Laminate flooring is hardwearing and sometimes water resistant, which makes it a versatile choice and will be a great flooring for your home, as well as in commercial areas. Furthermore, its floating floor capabilities allow for an easy and quiet installation process. This is especially perfect for people living or working in high rise complexes who have to be considerate of their neighbours in regards to noise level, particularly in buildings with strict strata policies. Best of all, laminate flooring provides a vast range of designs to suit your taste. Whether the aim is a professional and serious tone or a bright, unique statement, laminate flooring has it all.
We have a definitive guide to laminate flooring – definitely a great read if you are deciding whether or not its the best for you!
How to Clean and Maintain Laminate Flooring
The most important thing to keep in mind when cleaning laminate flooring is to use tools that are not abrasive. One clean every week should be sufficient to keep your floor looking brand new. Mopping, vacuuming and sweeping are all great methods to cleaning laminate flooring. Here are some quick tips for cleaning and maintaining laminate flooring, so you can keep them beautiful for many years to come:
- Felt Padding – Laminate floors are very strong, but heavy furniture can still scratch the surface if moved without care. The easiest may to remove this risk is by applying felt padding to furniture legs.
- Rinse The Mop – Since the vast majority of laminate floorboards are not waterproof, it is important to avoid using excess water when mopping.

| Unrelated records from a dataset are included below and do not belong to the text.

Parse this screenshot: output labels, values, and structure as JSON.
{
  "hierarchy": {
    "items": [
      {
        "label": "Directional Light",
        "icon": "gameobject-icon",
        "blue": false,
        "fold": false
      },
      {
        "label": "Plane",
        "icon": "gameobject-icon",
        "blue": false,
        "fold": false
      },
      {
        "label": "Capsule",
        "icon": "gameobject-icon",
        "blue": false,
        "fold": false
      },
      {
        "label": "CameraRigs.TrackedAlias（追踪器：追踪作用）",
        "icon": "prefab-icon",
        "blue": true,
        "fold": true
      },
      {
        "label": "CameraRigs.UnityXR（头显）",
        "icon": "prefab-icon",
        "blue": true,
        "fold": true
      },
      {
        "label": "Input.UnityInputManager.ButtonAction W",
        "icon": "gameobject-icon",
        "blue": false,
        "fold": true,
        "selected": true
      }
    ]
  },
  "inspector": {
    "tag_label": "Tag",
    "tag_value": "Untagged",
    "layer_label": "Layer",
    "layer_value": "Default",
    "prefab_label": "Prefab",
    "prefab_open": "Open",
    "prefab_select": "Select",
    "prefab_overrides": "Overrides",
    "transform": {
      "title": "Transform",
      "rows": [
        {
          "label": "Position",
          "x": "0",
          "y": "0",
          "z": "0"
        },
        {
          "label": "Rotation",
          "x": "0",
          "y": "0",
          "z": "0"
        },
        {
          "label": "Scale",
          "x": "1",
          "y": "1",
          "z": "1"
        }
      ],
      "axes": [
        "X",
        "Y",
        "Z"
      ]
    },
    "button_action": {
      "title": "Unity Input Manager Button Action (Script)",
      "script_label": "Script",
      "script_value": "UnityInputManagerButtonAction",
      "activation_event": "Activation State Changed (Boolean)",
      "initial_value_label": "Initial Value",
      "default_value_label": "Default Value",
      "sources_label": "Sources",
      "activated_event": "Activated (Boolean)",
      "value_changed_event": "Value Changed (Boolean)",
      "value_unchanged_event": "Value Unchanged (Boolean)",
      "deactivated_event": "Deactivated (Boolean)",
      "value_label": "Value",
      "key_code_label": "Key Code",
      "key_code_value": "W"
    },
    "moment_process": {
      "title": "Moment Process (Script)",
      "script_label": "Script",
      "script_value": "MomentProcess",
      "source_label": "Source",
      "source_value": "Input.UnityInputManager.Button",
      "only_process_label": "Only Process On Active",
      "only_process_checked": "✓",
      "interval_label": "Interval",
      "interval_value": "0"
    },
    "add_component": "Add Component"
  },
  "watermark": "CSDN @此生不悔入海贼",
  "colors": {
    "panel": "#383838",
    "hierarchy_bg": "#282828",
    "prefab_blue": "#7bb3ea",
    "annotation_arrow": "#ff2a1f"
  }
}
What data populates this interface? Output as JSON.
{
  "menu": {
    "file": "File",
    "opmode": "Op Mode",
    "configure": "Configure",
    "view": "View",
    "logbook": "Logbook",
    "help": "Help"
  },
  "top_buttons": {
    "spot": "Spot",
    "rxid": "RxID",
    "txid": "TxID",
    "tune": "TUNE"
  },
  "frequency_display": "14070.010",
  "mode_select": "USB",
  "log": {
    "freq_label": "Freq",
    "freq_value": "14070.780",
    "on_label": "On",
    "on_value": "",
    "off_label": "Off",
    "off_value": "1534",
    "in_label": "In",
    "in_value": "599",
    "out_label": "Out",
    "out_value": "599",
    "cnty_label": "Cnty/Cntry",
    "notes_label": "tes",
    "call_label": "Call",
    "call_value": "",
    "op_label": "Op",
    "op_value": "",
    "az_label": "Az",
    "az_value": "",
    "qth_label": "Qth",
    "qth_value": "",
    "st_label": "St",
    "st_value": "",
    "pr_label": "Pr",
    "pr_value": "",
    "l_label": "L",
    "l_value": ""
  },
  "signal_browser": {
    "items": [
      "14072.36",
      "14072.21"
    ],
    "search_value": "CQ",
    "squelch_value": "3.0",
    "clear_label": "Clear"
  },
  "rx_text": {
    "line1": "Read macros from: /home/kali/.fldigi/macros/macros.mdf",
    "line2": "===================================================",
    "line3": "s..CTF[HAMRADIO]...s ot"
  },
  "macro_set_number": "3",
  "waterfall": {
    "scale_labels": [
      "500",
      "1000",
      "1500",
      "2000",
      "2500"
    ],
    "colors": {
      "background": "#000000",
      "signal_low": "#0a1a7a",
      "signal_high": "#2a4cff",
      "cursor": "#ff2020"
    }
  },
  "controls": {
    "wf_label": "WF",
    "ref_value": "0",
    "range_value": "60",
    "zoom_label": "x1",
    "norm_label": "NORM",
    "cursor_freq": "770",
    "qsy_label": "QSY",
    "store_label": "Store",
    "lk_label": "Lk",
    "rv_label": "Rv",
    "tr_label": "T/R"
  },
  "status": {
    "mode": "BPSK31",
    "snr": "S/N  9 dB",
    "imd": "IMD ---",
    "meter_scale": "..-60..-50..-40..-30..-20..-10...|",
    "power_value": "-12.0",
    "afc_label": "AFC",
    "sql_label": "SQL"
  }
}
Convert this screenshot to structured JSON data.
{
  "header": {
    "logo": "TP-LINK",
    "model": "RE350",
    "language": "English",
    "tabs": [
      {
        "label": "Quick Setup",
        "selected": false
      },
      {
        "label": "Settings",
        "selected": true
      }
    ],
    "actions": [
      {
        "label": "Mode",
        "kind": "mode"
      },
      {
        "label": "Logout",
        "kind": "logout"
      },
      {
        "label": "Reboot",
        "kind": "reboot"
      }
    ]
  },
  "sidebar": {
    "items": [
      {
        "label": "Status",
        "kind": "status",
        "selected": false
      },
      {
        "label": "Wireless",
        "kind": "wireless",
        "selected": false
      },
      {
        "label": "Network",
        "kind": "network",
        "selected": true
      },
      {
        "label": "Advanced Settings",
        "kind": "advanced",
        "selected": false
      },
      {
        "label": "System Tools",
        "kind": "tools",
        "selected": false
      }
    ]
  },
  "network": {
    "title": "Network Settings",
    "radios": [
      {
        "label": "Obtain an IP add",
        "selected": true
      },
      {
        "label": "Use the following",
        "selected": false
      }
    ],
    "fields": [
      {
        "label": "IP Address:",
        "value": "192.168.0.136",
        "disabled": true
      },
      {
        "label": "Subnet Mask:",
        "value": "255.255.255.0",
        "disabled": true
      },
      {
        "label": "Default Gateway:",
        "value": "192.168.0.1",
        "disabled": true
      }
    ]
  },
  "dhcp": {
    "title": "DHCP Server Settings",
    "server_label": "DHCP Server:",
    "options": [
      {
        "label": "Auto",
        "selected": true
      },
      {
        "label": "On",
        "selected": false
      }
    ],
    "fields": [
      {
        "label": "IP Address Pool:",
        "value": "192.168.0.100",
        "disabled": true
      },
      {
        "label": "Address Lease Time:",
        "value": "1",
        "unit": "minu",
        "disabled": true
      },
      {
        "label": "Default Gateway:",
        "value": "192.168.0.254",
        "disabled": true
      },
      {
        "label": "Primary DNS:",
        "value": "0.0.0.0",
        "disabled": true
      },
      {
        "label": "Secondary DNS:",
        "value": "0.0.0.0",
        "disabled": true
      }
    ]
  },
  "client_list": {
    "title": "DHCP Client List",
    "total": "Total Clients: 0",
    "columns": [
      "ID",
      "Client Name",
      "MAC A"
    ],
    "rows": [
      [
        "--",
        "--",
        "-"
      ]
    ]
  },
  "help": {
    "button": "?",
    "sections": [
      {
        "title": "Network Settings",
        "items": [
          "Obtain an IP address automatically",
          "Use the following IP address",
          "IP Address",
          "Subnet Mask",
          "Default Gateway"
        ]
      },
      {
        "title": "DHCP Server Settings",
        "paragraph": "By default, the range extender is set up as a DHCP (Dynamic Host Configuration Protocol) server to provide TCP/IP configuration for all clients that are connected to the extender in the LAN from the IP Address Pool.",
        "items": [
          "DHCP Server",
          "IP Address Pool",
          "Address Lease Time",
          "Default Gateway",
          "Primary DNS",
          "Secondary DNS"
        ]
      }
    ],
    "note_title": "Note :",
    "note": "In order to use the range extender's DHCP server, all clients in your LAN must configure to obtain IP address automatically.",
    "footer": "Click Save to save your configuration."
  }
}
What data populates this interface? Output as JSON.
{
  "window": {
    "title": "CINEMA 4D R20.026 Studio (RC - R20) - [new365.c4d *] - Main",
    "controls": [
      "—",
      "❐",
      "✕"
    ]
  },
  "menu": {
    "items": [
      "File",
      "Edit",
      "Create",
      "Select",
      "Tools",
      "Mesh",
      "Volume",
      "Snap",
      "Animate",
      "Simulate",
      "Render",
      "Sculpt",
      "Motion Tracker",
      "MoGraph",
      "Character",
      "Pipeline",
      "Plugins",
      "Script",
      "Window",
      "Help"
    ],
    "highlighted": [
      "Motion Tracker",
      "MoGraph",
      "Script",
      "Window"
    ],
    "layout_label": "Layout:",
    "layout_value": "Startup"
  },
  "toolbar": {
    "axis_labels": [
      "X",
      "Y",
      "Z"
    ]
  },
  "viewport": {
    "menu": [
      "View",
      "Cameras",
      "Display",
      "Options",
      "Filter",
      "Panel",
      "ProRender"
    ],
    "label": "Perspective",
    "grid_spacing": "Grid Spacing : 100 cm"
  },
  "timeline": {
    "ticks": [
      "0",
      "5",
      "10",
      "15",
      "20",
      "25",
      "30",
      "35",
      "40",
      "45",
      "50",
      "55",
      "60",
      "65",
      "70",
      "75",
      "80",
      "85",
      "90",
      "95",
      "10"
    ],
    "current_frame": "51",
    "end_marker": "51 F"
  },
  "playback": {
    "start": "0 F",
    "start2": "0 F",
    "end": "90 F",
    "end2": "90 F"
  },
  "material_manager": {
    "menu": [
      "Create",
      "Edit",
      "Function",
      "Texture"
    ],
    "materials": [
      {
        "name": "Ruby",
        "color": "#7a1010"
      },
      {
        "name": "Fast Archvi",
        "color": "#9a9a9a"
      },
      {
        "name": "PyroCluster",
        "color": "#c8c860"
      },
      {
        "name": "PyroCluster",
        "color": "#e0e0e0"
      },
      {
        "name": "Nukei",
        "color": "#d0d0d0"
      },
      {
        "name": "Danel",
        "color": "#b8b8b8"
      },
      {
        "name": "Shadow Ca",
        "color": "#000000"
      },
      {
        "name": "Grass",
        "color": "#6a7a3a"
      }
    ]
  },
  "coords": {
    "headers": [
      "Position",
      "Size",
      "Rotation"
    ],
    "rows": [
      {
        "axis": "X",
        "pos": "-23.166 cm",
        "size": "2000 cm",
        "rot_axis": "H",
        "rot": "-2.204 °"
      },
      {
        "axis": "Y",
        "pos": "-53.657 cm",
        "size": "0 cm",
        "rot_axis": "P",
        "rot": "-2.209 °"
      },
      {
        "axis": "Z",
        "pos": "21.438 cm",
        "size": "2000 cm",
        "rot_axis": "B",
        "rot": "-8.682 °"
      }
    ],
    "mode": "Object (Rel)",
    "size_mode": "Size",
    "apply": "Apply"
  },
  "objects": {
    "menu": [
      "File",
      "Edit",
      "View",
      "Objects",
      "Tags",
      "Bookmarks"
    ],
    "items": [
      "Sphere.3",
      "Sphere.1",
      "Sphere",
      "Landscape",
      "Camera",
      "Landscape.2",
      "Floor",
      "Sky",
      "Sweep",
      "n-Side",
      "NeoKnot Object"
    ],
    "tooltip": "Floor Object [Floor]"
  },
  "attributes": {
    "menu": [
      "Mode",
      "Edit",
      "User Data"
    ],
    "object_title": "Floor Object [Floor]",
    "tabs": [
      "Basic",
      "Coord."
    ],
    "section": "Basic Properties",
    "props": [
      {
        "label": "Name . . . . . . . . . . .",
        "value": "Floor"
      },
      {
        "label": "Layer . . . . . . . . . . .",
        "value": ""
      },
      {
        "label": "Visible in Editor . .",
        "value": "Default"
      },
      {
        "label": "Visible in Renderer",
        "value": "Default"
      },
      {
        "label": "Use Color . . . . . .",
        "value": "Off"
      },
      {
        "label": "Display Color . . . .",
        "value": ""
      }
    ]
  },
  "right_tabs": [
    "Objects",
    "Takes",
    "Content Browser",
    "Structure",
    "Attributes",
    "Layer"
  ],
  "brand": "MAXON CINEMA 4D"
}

Rinsing the mop will help reduce the risk of flooding the floors.
- Trim Pet Nails – If you have pets which love to play around, it is advisable to regularly trim your pets’ nails to minimise the amount of scratch accumulation.
If you want to learn more, we have an entire guide on how to clean laminate flooring.